The prevalence of hearing impairment and its burden on the quality of life among adults with Medicare Supplement Insurance
Tambs (2004) [37] One-page hearing questionnaire which included symptoms checklist-25, four tapping symptoms of anxiety and 6 tapping depression.
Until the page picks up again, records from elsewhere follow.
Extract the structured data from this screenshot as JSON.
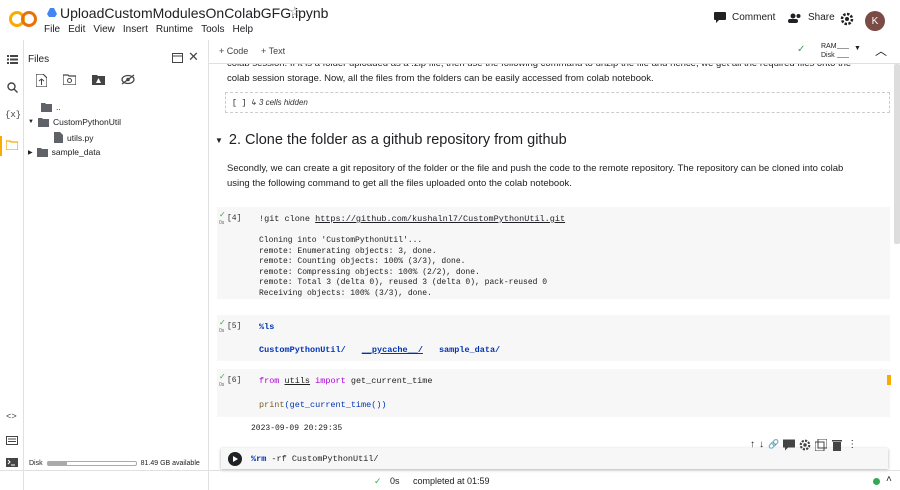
{
  "app": {
    "notebook_title": "UploadCustomModulesOnColabGFG.ipynb",
    "logo_text": "CO",
    "menu": [
      "File",
      "Edit",
      "View",
      "Insert",
      "Runtime",
      "Tools",
      "Help"
    ],
    "comment_label": "Comment",
    "share_label": "Share",
    "avatar_initial": "K",
    "add_code_label": "+ Code",
    "add_text_label": "+ Text",
    "ram_label": "RAM",
    "disk_label": "Disk"
  },
  "sidebar": {
    "files_title": "Files",
    "tree": [
      {
        "name": ".."
      },
      {
        "name": "CustomPythonUtil"
      },
      {
        "name": "utils.py"
      },
      {
        "name": "sample_data"
      }
    ],
    "disk_text": "Disk",
    "disk_available": "81.49 GB available",
    "disk_fraction": 0.22
  },
  "notebook": {
    "intro_text": "colab session. If it is a folder uploaded as a .zip file, then use the following command to unzip the file and hence, we get all the required files onto the colab session storage. Now, all the files from the folders can be easily accessed from colab notebook.",
    "hidden_bracket": "[ ]",
    "hidden_cells_text": "↳ 3 cells hidden",
    "section_title": "2. Clone the folder as a github repository from github",
    "section_text": "Secondly, we can create a git repository of the folder or the file and push the code to the remote repository. The repository can be cloned into colab using the following command to get all the files uploaded onto the colab notebook.",
    "cells": [
      {
        "exec": "[4]",
        "time": "0s",
        "code_prefix": "!git clone ",
        "code_link": "https://github.com/kushalnl7/CustomPythonUtil.git",
        "output": "Cloning into 'CustomPythonUtil'...\nremote: Enumerating objects: 3, done.\nremote: Counting objects: 100% (3/3), done.\nremote: Compressing objects: 100% (2/2), done.\nremote: Total 3 (delta 0), reused 3 (delta 0), pack-reused 0\nReceiving objects: 100% (3/3), done."
      },
      {
        "exec": "[5]",
        "time": "0s",
        "code": "%ls",
        "output_dirs": [
          "CustomPythonUtil/",
          "__pycache__/",
          "sample_data/"
        ]
      },
      {
        "exec": "[6]",
        "time": "0s",
        "code_kw1": "from",
        "code_mod": "utils",
        "code_kw2": "import",
        "code_fn": "get_current_time",
        "code_line2_fn": "print",
        "code_line2_arg": "(get_current_time())",
        "output": "2023-09-09 20:29:35"
      },
      {
        "code_magic": "%rm",
        "code_rest": " -rf CustomPythonUtil/"
      }
    ]
  },
  "status": {
    "time": "0s",
    "completed": "completed at 01:59"
  },
  "colors": {
    "accent_orange": "#f9ab00",
    "check_green": "#34a853",
    "avatar": "#7b4b45"
  }
}
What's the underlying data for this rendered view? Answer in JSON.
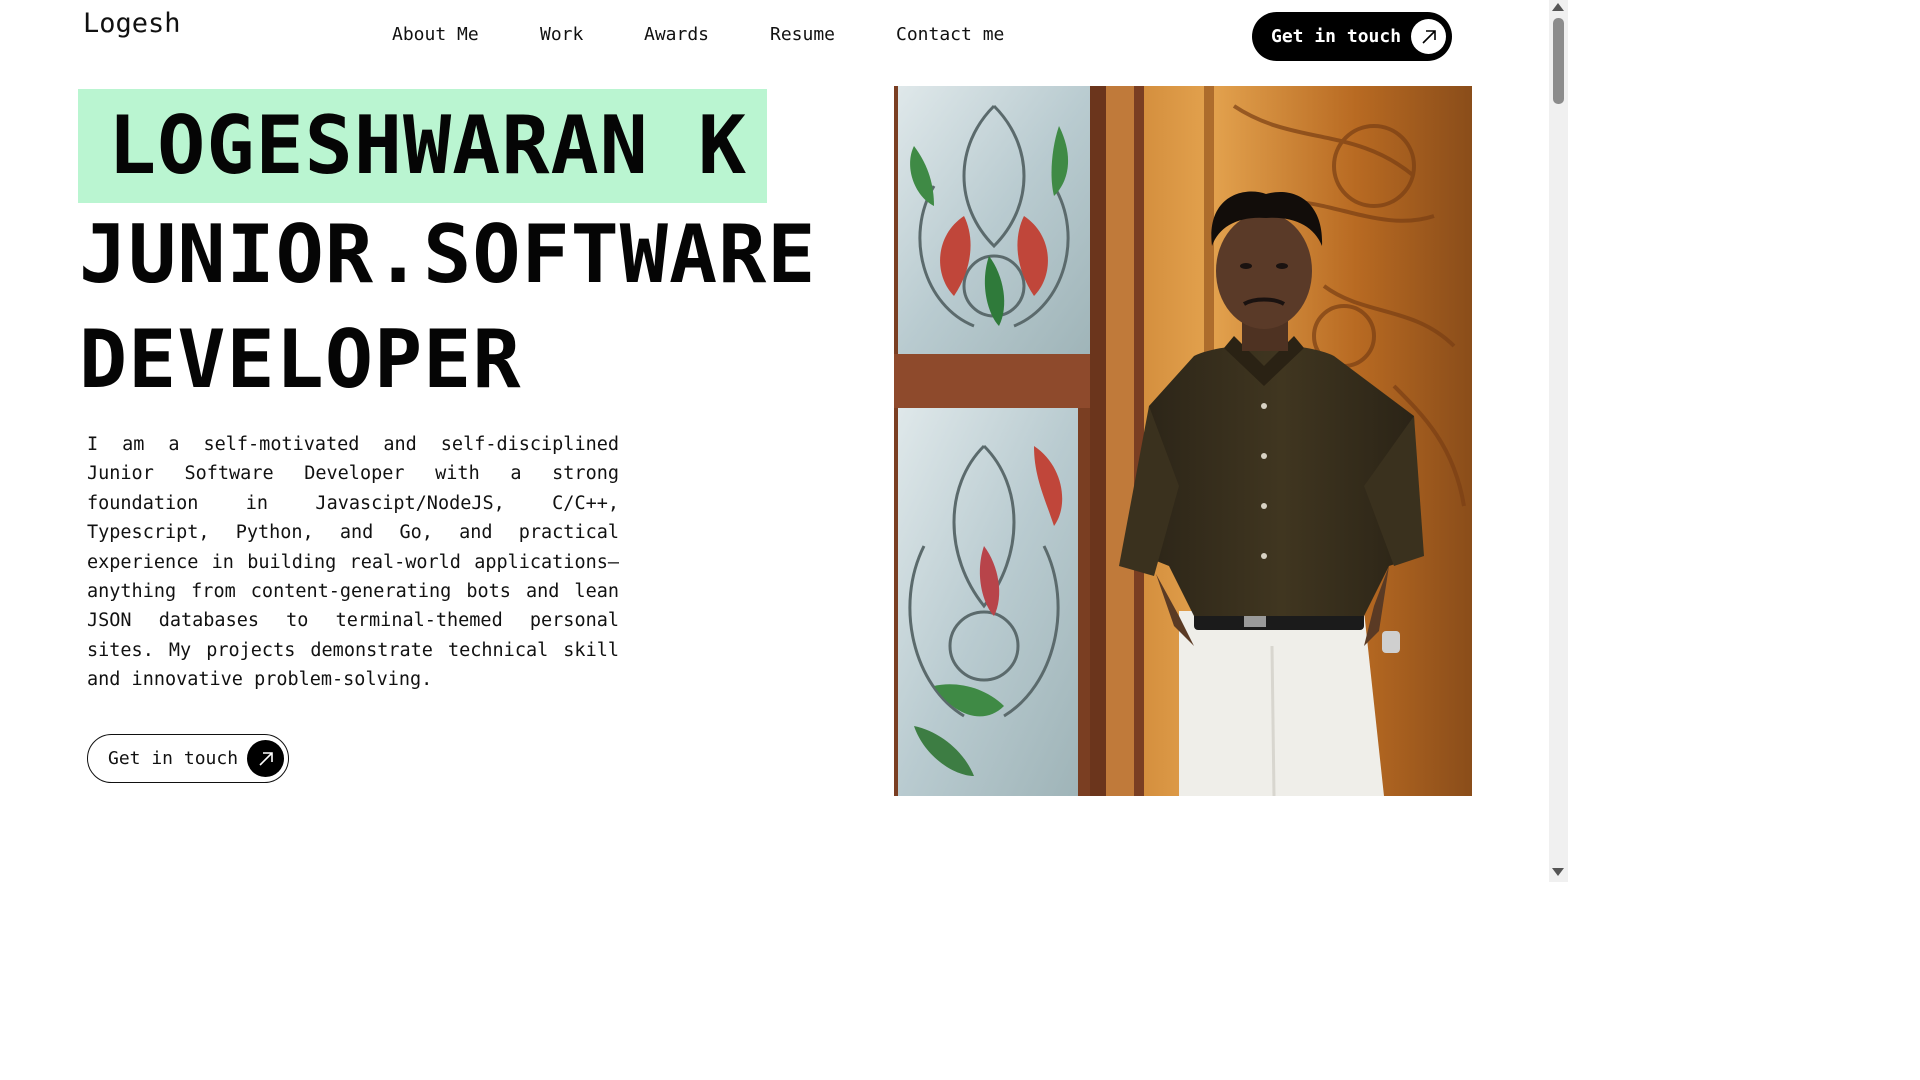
{
  "header": {
    "logo": "Logesh",
    "nav": [
      {
        "label": "About Me"
      },
      {
        "label": "Work"
      },
      {
        "label": "Awards"
      },
      {
        "label": "Resume"
      },
      {
        "label": "Contact me"
      }
    ],
    "cta_label": "Get in touch",
    "cta_icon": "arrow-up-right-icon"
  },
  "hero": {
    "name": "LOGESHWARAN K",
    "role_line1": "JUNIOR.SOFTWARE",
    "role_line2": "DEVELOPER",
    "bio": "I am a self-motivated and self-disciplined Junior Software Developer with a strong foundation in Javascipt/NodeJS, C/C++, Typescript, Python, and Go, and practical experience in building real-world applications—anything from content-generating bots and lean JSON databases to terminal-themed personal sites. My projects demonstrate technical skill and innovative problem-solving.",
    "cta_label": "Get in touch",
    "cta_icon": "arrow-up-right-icon"
  },
  "colors": {
    "name_highlight": "#baf5d1",
    "primary_dark": "#000000",
    "background": "#ffffff"
  }
}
HUNT Q1 and Q2 50,398 subjects, ages 20-101, Norway, included those who served in military service Hearing loss is associated with substantially reduced mental health ratings among some young and middle-aged persons but usually does not significantly affect mental health among older persons.
Moderate Effects of Hearing Loss on Mental Health and Subjective Well-Being: Results from the Nord-Trondelag Hearing Loss Study
Abrams, Chisolm, McArdle (2002) [28] Medical Outcomes Study 36-item Short-Form – modified for Veteran population (SF-36 V) Veterans Of the two arms in the study, the arm that was given both the hearing aid and audiological rehabilitation interventions saved $28.09 per quality-adjusted life year (QALY) compared to hearing aid intervention only arm.
A cost-utility analysis of adult group audiologic rehabilitation: Are the benefits worth the cost?
Yueh et al. (2010) [26] RAND-36 (formerly called SF-36 V) Veterans No statistically significant differences in RAND-36 measurements were found.
Long‐Term Effectiveness of Screening for Hearing Loss: The Screening for Auditory Impairment—Which Hearing Assessment Test (SAI‐WHAT) Randomized Trial